If you never, ever, ever, EVER learned another thing about investing in property, what I’m about to share with you today will be the most important thing you will ever learn about investing in property.And the amazing thing is I only plan on sharing with you two “magic” investing words today.
These two magic words will unlock opportunities where previously there were none, and they will keep you away from “lemon” deals where you’ll be lucky if you only lose your shirt!
“Don’t keep me in suspense” I hear you say.
“What are these two magic words which every property investor should know?”
They are: Due Diligence!
Hopefully you already know a bit about it. If not, then it’s a word you’ve probably heard your accountant or solicitor use.
Let me give you a simple explanation on what Due Diligence is all about…
Due Diligence is all about finding out the facts about a property, trying to uncover any potentially disastrous information about the property which could turn a good deal into bad, and evaluating the investment to make sure all the numbers stack up. That’s a simple version of due diligence, you can find out more with some simple online research as well.
(Wikipedia has an entry on Due Diligence if you want more detailed information – but it reads like it’s been written by a lawyer and is a bit difficult to understand in parts.)
When it comes to due diligence on an investment property, there are two things you want to look at.
- The physical state of the property
- The numbers behind the deal
- The Physical Nature Of The Property
When you’re evaluating the physical nature of the property, you’re mainly looking at the things which could go break and cost you money down the track, as well as looking at the property for opportunities to quickly improve its value.
This is what you’re looking at when you’re doing a property inspection with a real estate agent, or going through the building inspection and pest inspection. (I know that you never buy a property without these!
The Numbers Behind The Property
On the other hand, when you’re numbers on the property, you’ll need to get out your calculator and start doing the figures.

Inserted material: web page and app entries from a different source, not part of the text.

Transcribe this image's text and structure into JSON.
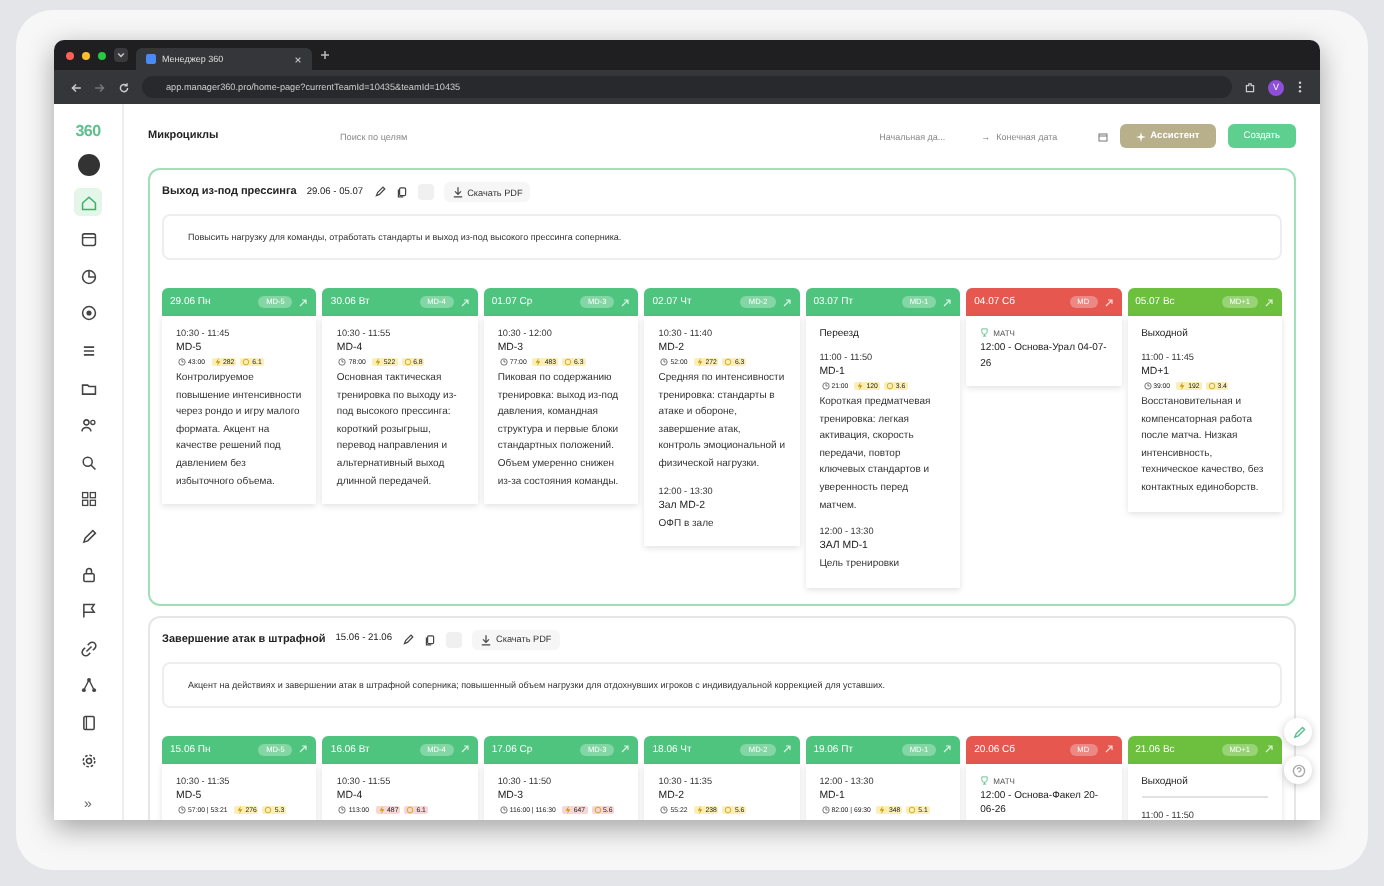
{
  "browser": {
    "tab_title": "Менеджер 360",
    "url": "app.manager360.pro/home-page?currentTeamId=10435&teamId=10435",
    "profile": "V"
  },
  "sidebar": {
    "logo": "360",
    "nav": [
      {
        "selected": true
      },
      {
        "selected": false
      },
      {
        "selected": false
      },
      {
        "selected": false
      },
      {
        "selected": false
      },
      {
        "selected": false
      },
      {
        "selected": false
      },
      {
        "selected": false
      },
      {
        "selected": false
      },
      {
        "selected": false
      },
      {
        "selected": false
      },
      {
        "selected": false
      },
      {
        "selected": false
      },
      {
        "selected": false
      },
      {
        "selected": false
      },
      {
        "selected": false
      }
    ],
    "expand": "»"
  },
  "header": {
    "title": "Микроциклы",
    "search": {
      "placeholder": "Поиск по целям"
    },
    "date_start": {
      "placeholder": "Начальная да..."
    },
    "arrow": "→",
    "date_end": {
      "placeholder": "Конечная дата"
    },
    "assistant_button": "Ассистент",
    "create_button": "Создать"
  },
  "sections": [
    {
      "title": "Выход из-под прессинга",
      "dates": "29.06 - 05.07",
      "pdf_button": "Скачать PDF",
      "highlighted": true,
      "description": "Повысить нагрузку для команды, отработать стандарты и выход из-под высокого прессинга соперника.",
      "days": [
        {
          "date": "29.06 Пн",
          "badge": "MD-5",
          "kind": "training",
          "entries": [
            {
              "kind": "session",
              "time": "10:30 - 11:45",
              "title": "MD-5",
              "stats": {
                "duration": "43:00",
                "load": "282",
                "rating": "6.1",
                "alert": false
              },
              "text": "Контролируемое повышение интенсивности через рондо и игру малого формата. Акцент на качестве решений под давлением без избыточного объема."
            }
          ]
        },
        {
          "date": "30.06 Вт",
          "badge": "MD-4",
          "kind": "training",
          "entries": [
            {
              "kind": "session",
              "time": "10:30 - 11:55",
              "title": "MD-4",
              "stats": {
                "duration": "78:00",
                "load": "522",
                "rating": "6.8",
                "alert": false
              },
              "text": "Основная тактическая тренировка по выходу из-под высокого прессинга: короткий розыгрыш, перевод направления и альтернативный выход длинной передачей."
            }
          ]
        },
        {
          "date": "01.07 Ср",
          "badge": "MD-3",
          "kind": "training",
          "entries": [
            {
              "kind": "session",
              "time": "10:30 - 12:00",
              "title": "MD-3",
              "stats": {
                "duration": "77:00",
                "load": "483",
                "rating": "6.3",
                "alert": false
              },
              "text": "Пиковая по содержанию тренировка: выход из-под давления, командная структура и первые блоки стандартных положений. Объем умеренно снижен из-за состояния команды."
            }
          ]
        },
        {
          "date": "02.07 Чт",
          "badge": "MD-2",
          "kind": "training",
          "entries": [
            {
              "kind": "session",
              "time": "10:30 - 11:40",
              "title": "MD-2",
              "stats": {
                "duration": "52:00",
                "load": "272",
                "rating": "6.3",
                "alert": false
              },
              "text": "Средняя по интенсивности тренировка: стандарты в атаке и обороне, завершение атак, контроль эмоциональной и физической нагрузки."
            },
            {
              "kind": "session",
              "time": "12:00 - 13:30",
              "title": "Зал MD-2",
              "text": "ОФП в зале"
            }
          ]
        },
        {
          "date": "03.07 Пт",
          "badge": "MD-1",
          "kind": "training",
          "entries": [
            {
              "kind": "note",
              "text": "Переезд"
            },
            {
              "kind": "session",
              "time": "11:00 - 11:50",
              "title": "MD-1",
              "stats": {
                "duration": "21:00",
                "load": "120",
                "rating": "3.6",
                "alert": false
              },
              "text": "Короткая предматчевая тренировка: легкая активация, скорость передачи, повтор ключевых стандартов и уверенность перед матчем."
            },
            {
              "kind": "session",
              "time": "12:00 - 13:30",
              "title": "ЗАЛ MD-1",
              "text": "Цель тренировки"
            }
          ]
        },
        {
          "date": "04.07 Сб",
          "badge": "MD",
          "kind": "match",
          "entries": [
            {
              "kind": "match",
              "label": "МАТЧ",
              "text": "12:00 - Основа-Урал 04-07-26"
            }
          ]
        },
        {
          "date": "05.07 Вс",
          "badge": "MD+1",
          "kind": "rest",
          "entries": [
            {
              "kind": "note",
              "text": "Выходной"
            },
            {
              "kind": "session",
              "time": "11:00 - 11:45",
              "title": "MD+1",
              "stats": {
                "duration": "39:00",
                "load": "192",
                "rating": "3.4",
                "alert": false
              },
              "text": "Восстановительная и компенсаторная работа после матча. Низкая интенсивность, техническое качество, без контактных единоборств."
            }
          ]
        }
      ]
    },
    {
      "title": "Завершение атак в штрафной",
      "dates": "15.06 - 21.06",
      "pdf_button": "Скачать PDF",
      "highlighted": false,
      "description": "Акцент на действиях и завершении атак в штрафной соперника; повышенный объем нагрузки для отдохнувших игроков с индивидуальной коррекцией для уставших.",
      "days": [
        {
          "date": "15.06 Пн",
          "badge": "MD-5",
          "kind": "training",
          "entries": [
            {
              "kind": "session",
              "time": "10:30 - 11:35",
              "title": "MD-5",
              "stats": {
                "duration": "57:00 | 53:21",
                "load": "276",
                "rating": "5.3",
                "alert": false
              }
            }
          ]
        },
        {
          "date": "16.06 Вт",
          "badge": "MD-4",
          "kind": "training",
          "entries": [
            {
              "kind": "session",
              "time": "10:30 - 11:55",
              "title": "MD-4",
              "stats": {
                "duration": "113:00",
                "load": "487",
                "rating": "6.1",
                "alert": true
              }
            }
          ]
        },
        {
          "date": "17.06 Ср",
          "badge": "MD-3",
          "kind": "training",
          "entries": [
            {
              "kind": "session",
              "time": "10:30 - 11:50",
              "title": "MD-3",
              "stats": {
                "duration": "116:00 | 116:30",
                "load": "647",
                "rating": "5.6",
                "alert": true
              }
            }
          ]
        },
        {
          "date": "18.06 Чт",
          "badge": "MD-2",
          "kind": "training",
          "entries": [
            {
              "kind": "session",
              "time": "10:30 - 11:35",
              "title": "MD-2",
              "stats": {
                "duration": "55:22",
                "load": "238",
                "rating": "5.6",
                "alert": false
              }
            }
          ]
        },
        {
          "date": "19.06 Пт",
          "badge": "MD-1",
          "kind": "training",
          "entries": [
            {
              "kind": "session",
              "time": "12:00 - 13:30",
              "title": "MD-1",
              "stats": {
                "duration": "82:00 | 69:30",
                "load": "348",
                "rating": "5.1",
                "alert": false
              }
            }
          ]
        },
        {
          "date": "20.06 Сб",
          "badge": "MD",
          "kind": "match",
          "entries": [
            {
              "kind": "match",
              "label": "МАТЧ",
              "text": "12:00 - Основа-Факел 20-06-26"
            }
          ]
        },
        {
          "date": "21.06 Вс",
          "badge": "MD+1",
          "kind": "rest",
          "entries": [
            {
              "kind": "note",
              "text": "Выходной"
            },
            {
              "kind": "session",
              "time": "11:00 - 11:50"
            }
          ]
        }
      ]
    }
  ]
}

Mainly you want to add up all of the costs you can expect to pay to own the property (making sure you don’t overlook any important costs, like insurance or council rates – and making allowances for repairs and maintenance etc).